Ethical Practices in Times of Change
Even with all that seems to be going on in the world today, we are still bound to conduct our practice from the same directives. This means that the NAIFA Preamble and obligations are as meaningful and helpful now as they have ever been, supported by our own personal ethical code.
Ethical Practices in Times of Change By Frank C. Bearden, Ph.D., CLU, ChFC
With the introduction of the DOL Fiduciary Rule, much may have changed for many financial advisors. To add to this, there is some uncertainty about how the new Administration in Washington, D.C., will change the rule, if at all.
This introduces a strong element of uncertainty in the lives of financial advisors as they attempt to provide for their clients’ financial needs. In such times, ethical direction may seem harder to determine.
Fundamentals Remain the Same
However, even with all that seems to be going on, we are still bound to conduct our practice from the same directives. This means that the NAIFA Preamble and obligations are as meaningful and helpful now as they have ever been, supported by our own personal ethical code.
We are still held to maintaining client confidence, working diligently to address their needs. The illustrations of analysis and product performance still must be accurate and honest and must consider all pertinent client facts. We are obligated to continue to enhance our professional knowledge and skills, and, of course, we have to obey all laws and regulations, in letter and in spirit.
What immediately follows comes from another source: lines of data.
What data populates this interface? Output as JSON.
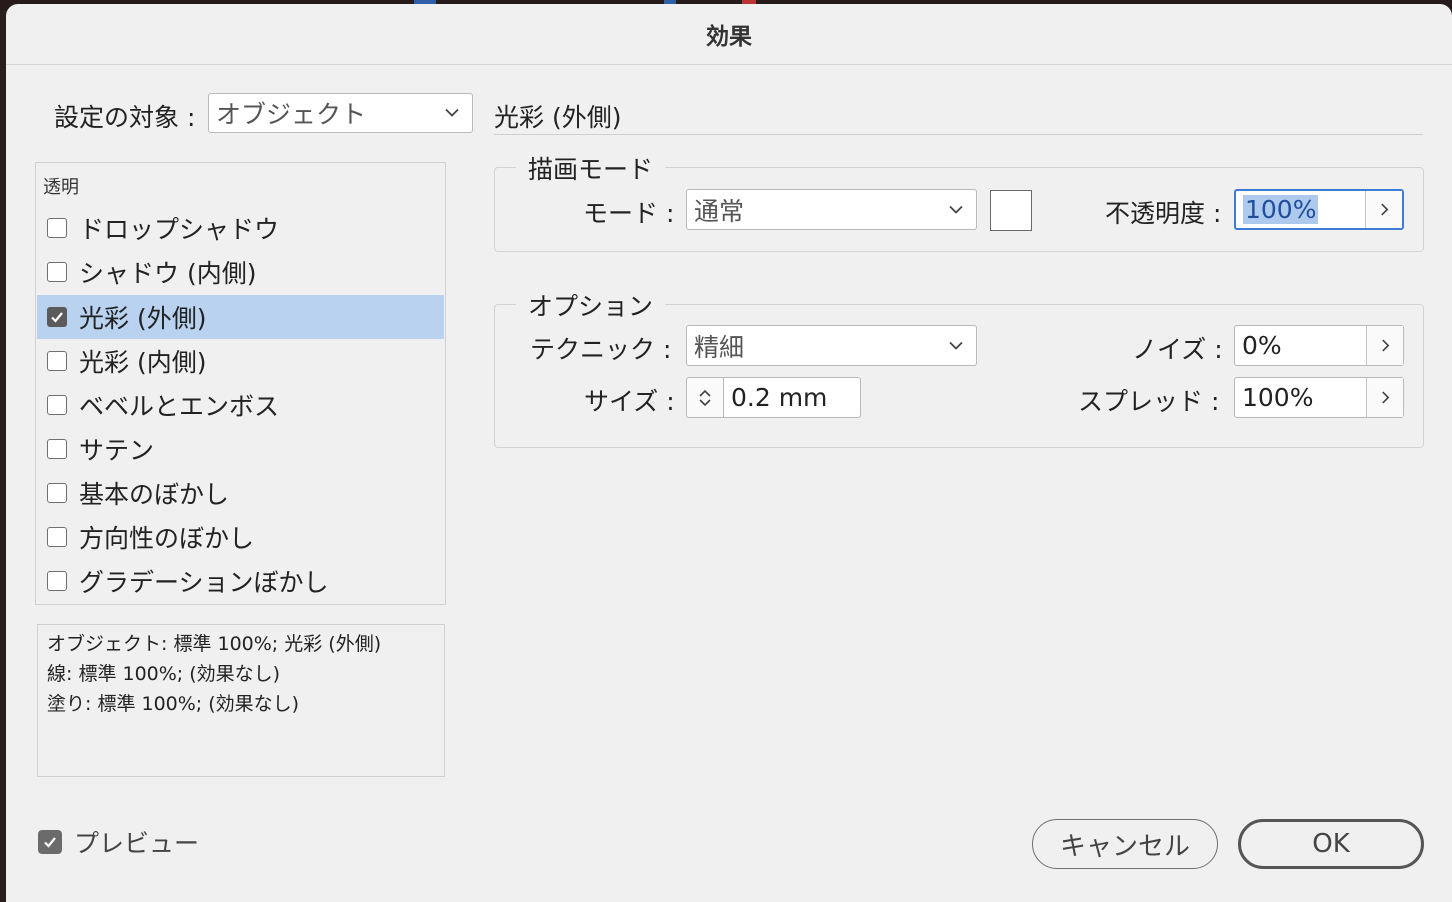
{
  "dialog": {
    "title": "効果"
  },
  "target": {
    "label": "設定の対象 :",
    "value": "オブジェクト"
  },
  "panel": {
    "heading": "光彩 (外側)"
  },
  "list": {
    "category": "透明",
    "items": [
      {
        "label": "ドロップシャドウ",
        "checked": false,
        "selected": false
      },
      {
        "label": "シャドウ (内側)",
        "checked": false,
        "selected": false
      },
      {
        "label": "光彩 (外側)",
        "checked": true,
        "selected": true
      },
      {
        "label": "光彩 (内側)",
        "checked": false,
        "selected": false
      },
      {
        "label": "ベベルとエンボス",
        "checked": false,
        "selected": false
      },
      {
        "label": "サテン",
        "checked": false,
        "selected": false
      },
      {
        "label": "基本のぼかし",
        "checked": false,
        "selected": false
      },
      {
        "label": "方向性のぼかし",
        "checked": false,
        "selected": false
      },
      {
        "label": "グラデーションぼかし",
        "checked": false,
        "selected": false
      }
    ]
  },
  "summary": {
    "lines": [
      "オブジェクト: 標準 100%; 光彩 (外側)",
      "線: 標準 100%; (効果なし)",
      "塗り: 標準 100%; (効果なし)"
    ]
  },
  "blend": {
    "group_title": "描画モード",
    "mode_label": "モード :",
    "mode_value": "通常",
    "opacity_label": "不透明度 :",
    "opacity_value": "100%"
  },
  "options": {
    "group_title": "オプション",
    "technique_label": "テクニック :",
    "technique_value": "精細",
    "size_label": "サイズ :",
    "size_value": "0.2 mm",
    "noise_label": "ノイズ :",
    "noise_value": "0%",
    "spread_label": "スプレッド :",
    "spread_value": "100%"
  },
  "preview": {
    "label": "プレビュー",
    "checked": true
  },
  "buttons": {
    "cancel": "キャンセル",
    "ok": "OK"
  },
  "colors": {
    "selection": "#b8d2f0",
    "focus_ring": "#3c7bd6",
    "dialog_bg": "#f0f0f0"
  }
}
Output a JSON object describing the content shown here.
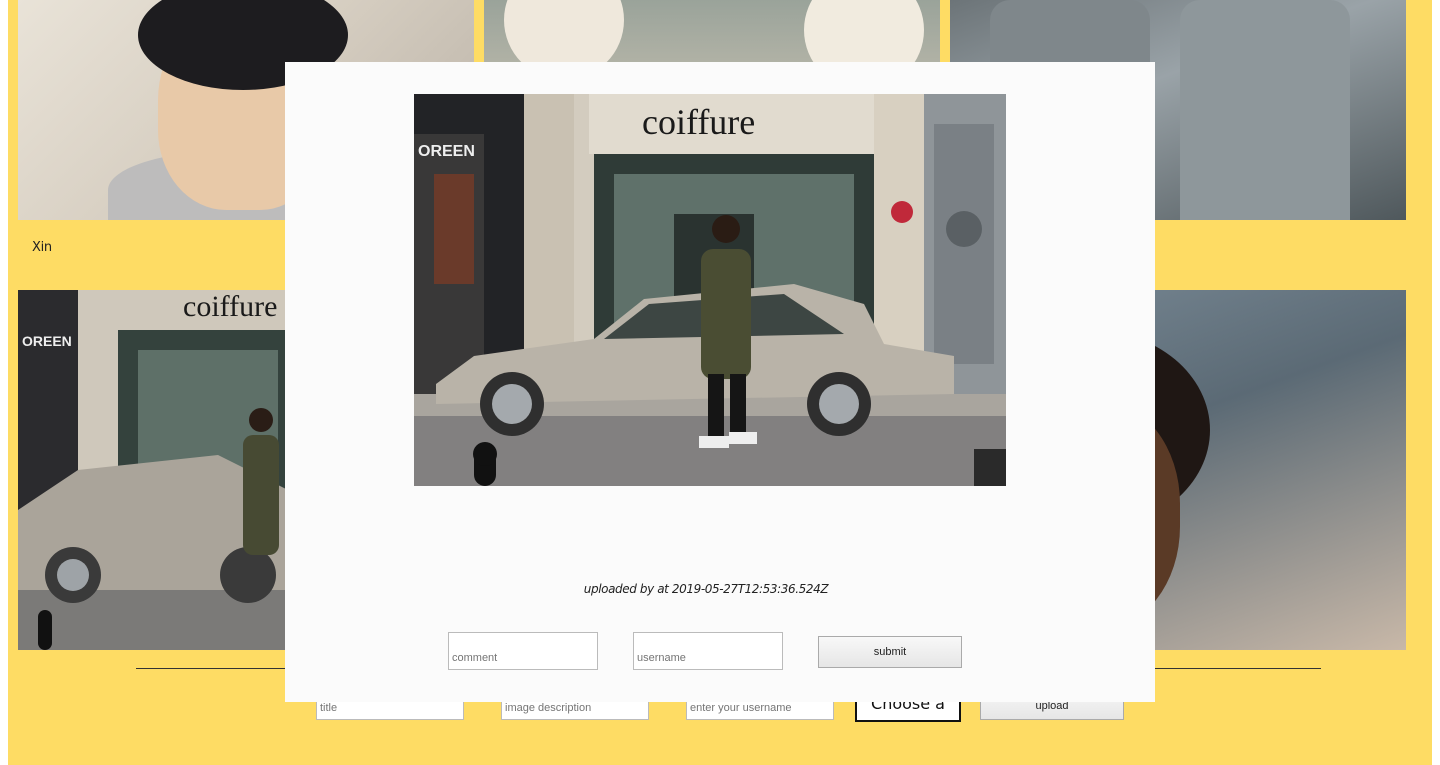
{
  "gallery": {
    "caption_first": "Xin"
  },
  "photo_scene": {
    "shop_sign": "coiffure",
    "shop_sign_left": "OREEN"
  },
  "upload_form": {
    "title_placeholder": "title",
    "description_placeholder": "image description",
    "username_placeholder": "enter your username",
    "choose_file_label": "Choose a file",
    "upload_button": "upload"
  },
  "modal": {
    "uploaded_meta": "uploaded by at 2019-05-27T12:53:36.524Z",
    "comment_placeholder": "comment",
    "username_placeholder": "username",
    "submit_button": "submit"
  },
  "colors": {
    "page_background": "#fedc64",
    "modal_background": "#fbfbfb"
  }
}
Finally, we still should conduct ourselves in a professional manner, to reflect well on our professional association and profession.
We must cooperate with adjacent professionals who also serve our clients’ interests, and we still must be political advocates for our clients’ financial interests, the financial products we use in their service, and our profession. So, in the most basic sense, our ethical "marching orders" have not changed.
You may well agree with the above, but still note that many aspects of our profession are in a state of flux, considering the potential changes in our level of service to clients, possible changes in the tax code, changes in laws that affect small-business owners, and other issues in transition.
You would be correct about the changes that may occur. But ask yourself this: Has there been a time since the founding of NAIFA on June 18, 1890, as the National Association of Life Underwriters, when we, our predecessors and all the clients we have served have not experienced change? And doesn’t such change provide much of the invigorating challenge our profession offers, with an increasing need for our services by those we serve?
So let’s take a note from our experience in sports, and let the challenges of today and the near future deepen our ethical commitment to our clients and steady our resolve to continue to provide them with a high level of service.
Frank C. Bearden, Ph.D., CLU, ChFC, is managing member at Ethics Consulting. Contact him at firstname.lastname@example.org or at 210-724-1958.
This article appeared in Advisor Today.
Topics: Running Your Practice